Required work: Write out every line below again exactly as it stands, skipping each image.

Records for this exercise:
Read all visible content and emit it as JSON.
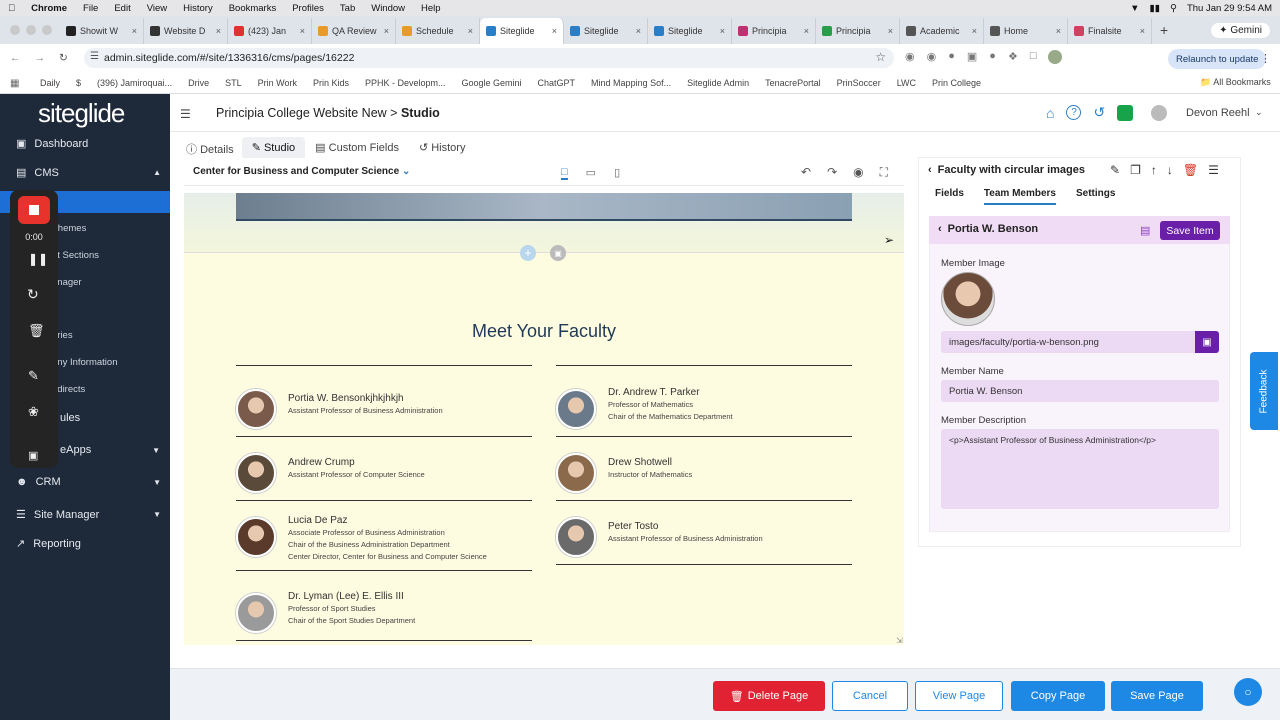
{
  "macbar": {
    "app": "Chrome",
    "menus": [
      "File",
      "Edit",
      "View",
      "History",
      "Bookmarks",
      "Profiles",
      "Tab",
      "Window",
      "Help"
    ],
    "clock": "Thu Jan 29  9:54 AM"
  },
  "tabs": [
    {
      "label": "Showit W",
      "color": "#222"
    },
    {
      "label": "Website D",
      "color": "#333"
    },
    {
      "label": "(423) Jan",
      "color": "#e03030"
    },
    {
      "label": "QA Review",
      "color": "#e89b2a"
    },
    {
      "label": "Schedule",
      "color": "#e89b2a"
    },
    {
      "label": "Siteglide",
      "color": "#2a7ec7",
      "active": true
    },
    {
      "label": "Siteglide",
      "color": "#2a7ec7"
    },
    {
      "label": "Siteglide",
      "color": "#2a7ec7"
    },
    {
      "label": "Principia",
      "color": "#c03070"
    },
    {
      "label": "Principia",
      "color": "#2a9d4a"
    },
    {
      "label": "Academic",
      "color": "#555"
    },
    {
      "label": "Home",
      "color": "#555"
    },
    {
      "label": "Finalsite",
      "color": "#d04060"
    }
  ],
  "gemini_label": "Gemini",
  "url": "admin.siteglide.com/#/site/1336316/cms/pages/16222",
  "relaunch": "Relaunch to update",
  "bookmarks": [
    "Daily",
    "$",
    "(396) Jamiroquai...",
    "Drive",
    "STL",
    "Prin Work",
    "Prin Kids",
    "PPHK - Developm...",
    "Google Gemini",
    "ChatGPT",
    "Mind Mapping Sof...",
    "Siteglide Admin",
    "TenacrePortal",
    "PrinSoccer",
    "LWC",
    "Prin College"
  ],
  "all_bookmarks": "All Bookmarks",
  "sidebar": {
    "logo": "siteglide",
    "dashboard": "Dashboard",
    "cms": "CMS",
    "subs": [
      "Themes",
      "nt Sections",
      "anager",
      "ories",
      "any Information",
      "edirects"
    ],
    "modules": "ules",
    "webapps": "eApps",
    "crm": "CRM",
    "site_manager": "Site Manager",
    "reporting": "Reporting"
  },
  "recorder": {
    "time": "0:00"
  },
  "header": {
    "breadcrumb": "Principia College Website New > ",
    "page": "Studio",
    "user": "Devon Reehl"
  },
  "page_tabs": [
    "Details",
    "Studio",
    "Custom Fields",
    "History"
  ],
  "section_select": "Center for Business and Computer Science",
  "canvas": {
    "heading": "Meet Your Faculty",
    "faculty": [
      {
        "name": "Portia W. Bensonkjhkjhkjh",
        "lines": [
          "Assistant Professor of Business Administration"
        ]
      },
      {
        "name": "Dr. Andrew T. Parker",
        "lines": [
          "Professor of Mathematics",
          "Chair of the Mathematics Department"
        ]
      },
      {
        "name": "Andrew Crump",
        "lines": [
          "Assistant Professor of Computer Science"
        ]
      },
      {
        "name": "Drew Shotwell",
        "lines": [
          "Instructor of Mathematics"
        ]
      },
      {
        "name": "Lucia De Paz",
        "lines": [
          "Associate Professor of Business Administration",
          "Chair of the Business Administration Department",
          "Center Director, Center for Business and Computer Science"
        ]
      },
      {
        "name": "Peter Tosto",
        "lines": [
          "Assistant Professor of Business Administration"
        ]
      },
      {
        "name": "Dr. Lyman (Lee) E. Ellis III",
        "lines": [
          "Professor of Sport Studies",
          "Chair of the Sport Studies Department"
        ]
      }
    ]
  },
  "panel": {
    "title": "Faculty with circular images",
    "tabs": [
      "Fields",
      "Team Members",
      "Settings"
    ],
    "item_name": "Portia W. Benson",
    "save_item": "Save Item",
    "image_label": "Member Image",
    "image_path": "images/faculty/portia-w-benson.png",
    "name_label": "Member Name",
    "name_value": "Portia W. Benson",
    "desc_label": "Member Description",
    "desc_value": "<p>Assistant Professor of Business Administration</p>"
  },
  "feedback": "Feedback",
  "footer": {
    "delete": "Delete Page",
    "cancel": "Cancel",
    "view": "View Page",
    "copy": "Copy Page",
    "save": "Save Page"
  }
}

Your response:
Read all visible content and emit it as JSON.
{
  "macbar": {
    "app": "Chrome",
    "menus": [
      "File",
      "Edit",
      "View",
      "History",
      "Bookmarks",
      "Profiles",
      "Tab",
      "Window",
      "Help"
    ],
    "clock": "Thu Jan 29  9:54 AM"
  },
  "tabs": [
    {
      "label": "Showit W",
      "color": "#222"
    },
    {
      "label": "Website D",
      "color": "#333"
    },
    {
      "label": "(423) Jan",
      "color": "#e03030"
    },
    {
      "label": "QA Review",
      "color": "#e89b2a"
    },
    {
      "label": "Schedule",
      "color": "#e89b2a"
    },
    {
      "label": "Siteglide",
      "color": "#2a7ec7",
      "active": true
    },
    {
      "label": "Siteglide",
      "color": "#2a7ec7"
    },
    {
      "label": "Siteglide",
      "color": "#2a7ec7"
    },
    {
      "label": "Principia",
      "color": "#c03070"
    },
    {
      "label": "Principia",
      "color": "#2a9d4a"
    },
    {
      "label": "Academic",
      "color": "#555"
    },
    {
      "label": "Home",
      "color": "#555"
    },
    {
      "label": "Finalsite",
      "color": "#d04060"
    }
  ],
  "gemini_label": "Gemini",
  "url": "admin.siteglide.com/#/site/1336316/cms/pages/16222",
  "relaunch": "Relaunch to update",
  "bookmarks": [
    "Daily",
    "$",
    "(396) Jamiroquai...",
    "Drive",
    "STL",
    "Prin Work",
    "Prin Kids",
    "PPHK - Developm...",
    "Google Gemini",
    "ChatGPT",
    "Mind Mapping Sof...",
    "Siteglide Admin",
    "TenacrePortal",
    "PrinSoccer",
    "LWC",
    "Prin College"
  ],
  "all_bookmarks": "All Bookmarks",
  "sidebar": {
    "logo": "siteglide",
    "dashboard": "Dashboard",
    "cms": "CMS",
    "subs": [
      "Themes",
      "nt Sections",
      "anager",
      "ories",
      "any Information",
      "edirects"
    ],
    "modules": "ules",
    "webapps": "eApps",
    "crm": "CRM",
    "site_manager": "Site Manager",
    "reporting": "Reporting"
  },
  "recorder": {
    "time": "0:00"
  },
  "header": {
    "breadcrumb": "Principia College Website New > ",
    "page": "Studio",
    "user": "Devon Reehl"
  },
  "page_tabs": [
    "Details",
    "Studio",
    "Custom Fields",
    "History"
  ],
  "section_select": "Center for Business and Computer Science",
  "canvas": {
    "heading": "Meet Your Faculty",
    "faculty": [
      {
        "name": "Portia W. Bensonkjhkjhkjh",
        "lines": [
          "Assistant Professor of Business Administration"
        ]
      },
      {
        "name": "Dr. Andrew T. Parker",
        "lines": [
          "Professor of Mathematics",
          "Chair of the Mathematics Department"
        ]
      },
      {
        "name": "Andrew Crump",
        "lines": [
          "Assistant Professor of Computer Science"
        ]
      },
      {
        "name": "Drew Shotwell",
        "lines": [
          "Instructor of Mathematics"
        ]
      },
      {
        "name": "Lucia De Paz",
        "lines": [
          "Associate Professor of Business Administration",
          "Chair of the Business Administration Department",
          "Center Director, Center for Business and Computer Science"
        ]
      },
      {
        "name": "Peter Tosto",
        "lines": [
          "Assistant Professor of Business Administration"
        ]
      },
      {
        "name": "Dr. Lyman (Lee) E. Ellis III",
        "lines": [
          "Professor of Sport Studies",
          "Chair of the Sport Studies Department"
        ]
      }
    ]
  },
  "panel": {
    "title": "Faculty with circular images",
    "tabs": [
      "Fields",
      "Team Members",
      "Settings"
    ],
    "item_name": "Portia W. Benson",
    "save_item": "Save Item",
    "image_label": "Member Image",
    "image_path": "images/faculty/portia-w-benson.png",
    "name_label": "Member Name",
    "name_value": "Portia W. Benson",
    "desc_label": "Member Description",
    "desc_value": "<p>Assistant Professor of Business Administration</p>"
  },
  "feedback": "Feedback",
  "footer": {
    "delete": "Delete Page",
    "cancel": "Cancel",
    "view": "View Page",
    "copy": "Copy Page",
    "save": "Save Page"
  }
}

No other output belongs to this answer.